Wildlife rehabilitation is an important step taken to help and nurture orphaned or hurt wild animals. It helps bring them back to their original state, before being releasing back into the wild. Though there are multiple rehabilitation centers operate within Washington. The lack of a unifying association that would regulate the activities of these rehabilitation centers was felt.

Wildlife rehabilitation

This led to the formation of the Washington Wildlife Rehabilitation Association in 2003. Our nonprofit organization focuses on creating a network of similar rehabilitation centers and act as a networking or support system for them. We also provide educational resources and assistance to these centers and practitioners, to ensure that they can successfully carry out rehabilitation activities.

Principles that guide the WWRA


Identifying and encouraging constant improvement within the wildlife rehabilitation profession. WWRA’s guiding principle is to stay abreast with the latest updates and developments within this industry so that any changes can be implemented proactively. This organization hopes to be the face of wildlife rehabilitation efforts within Washington State.


Acting as the educational body that would disseminate important information through meetings, reports, symposiums, and published content, along with newsletters and web content. WWRA aims to offer guidance and support to the practitioners to help support them when dealing with difficult rehabilitation situations.


Identifying and promoting educational programs that will help the practitioners to carry out their responsibilities successfully. WWRA also identifies programs related to wildlife management and natural history that would help enhance the practitioners’ professional expertise.


Promoting cooperation between professional agencies and regulatory government agencies and help create a network of wildlife rehabilitation centers within Washington.WWRA aspires to become the unifying voice and representative of various Wildlife Rehabilitation centers within Washington State.

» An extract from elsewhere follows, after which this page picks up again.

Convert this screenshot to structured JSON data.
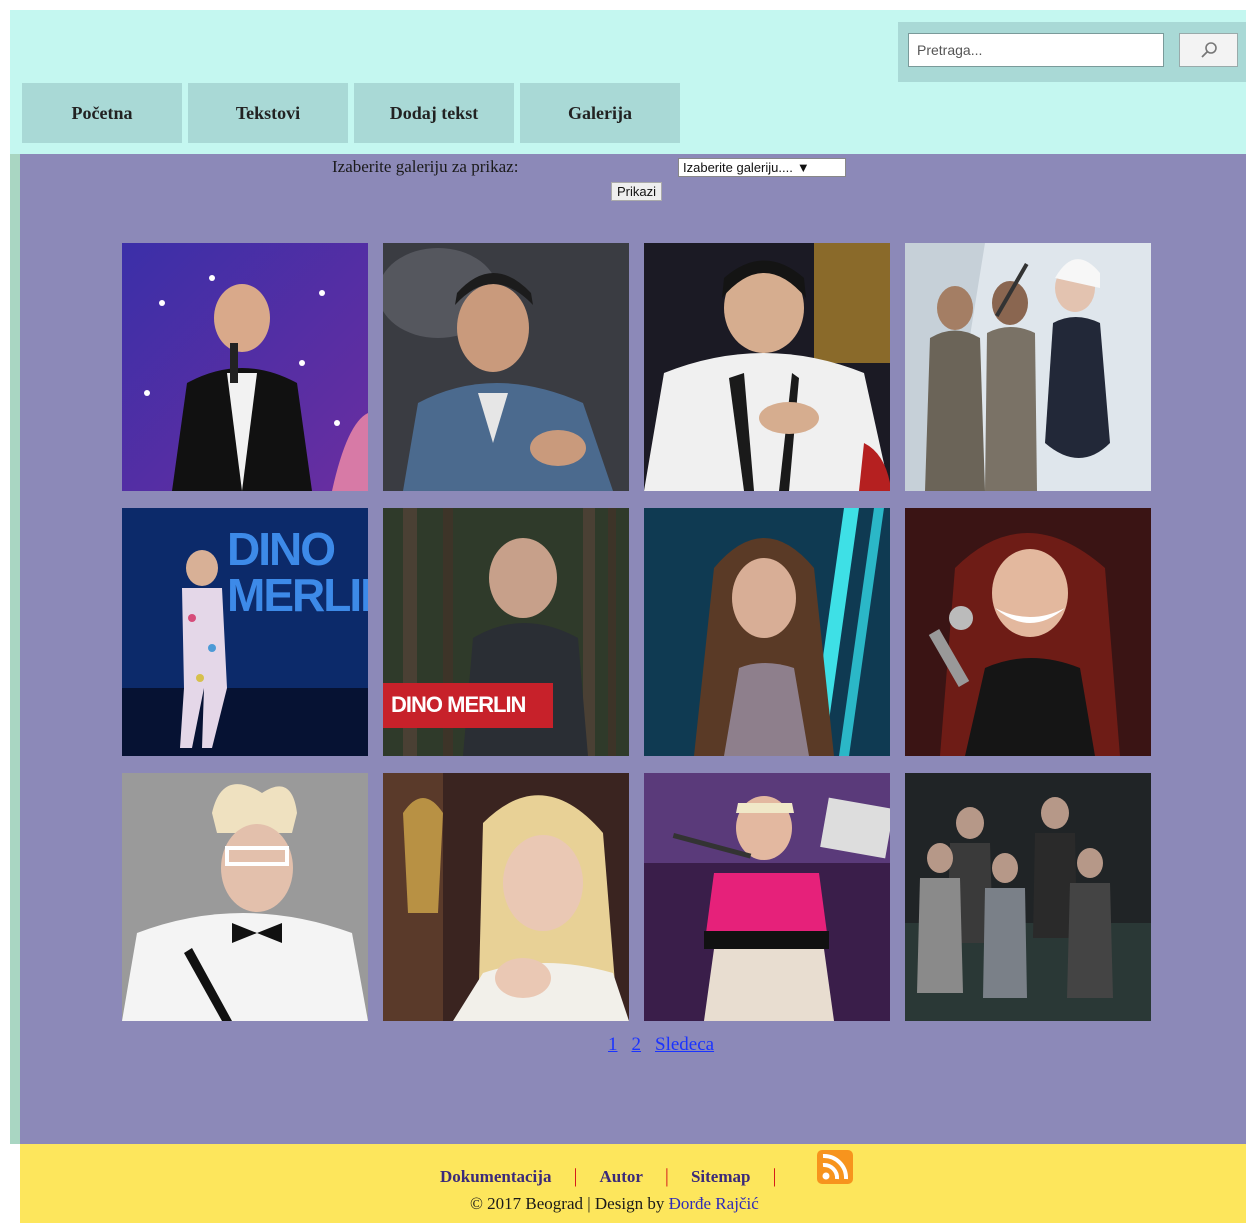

It has been registered as a 501 (c) (3) tax-exempt nonprofit organization that focuses on rehabilitation, conservation, and protection of wild animals.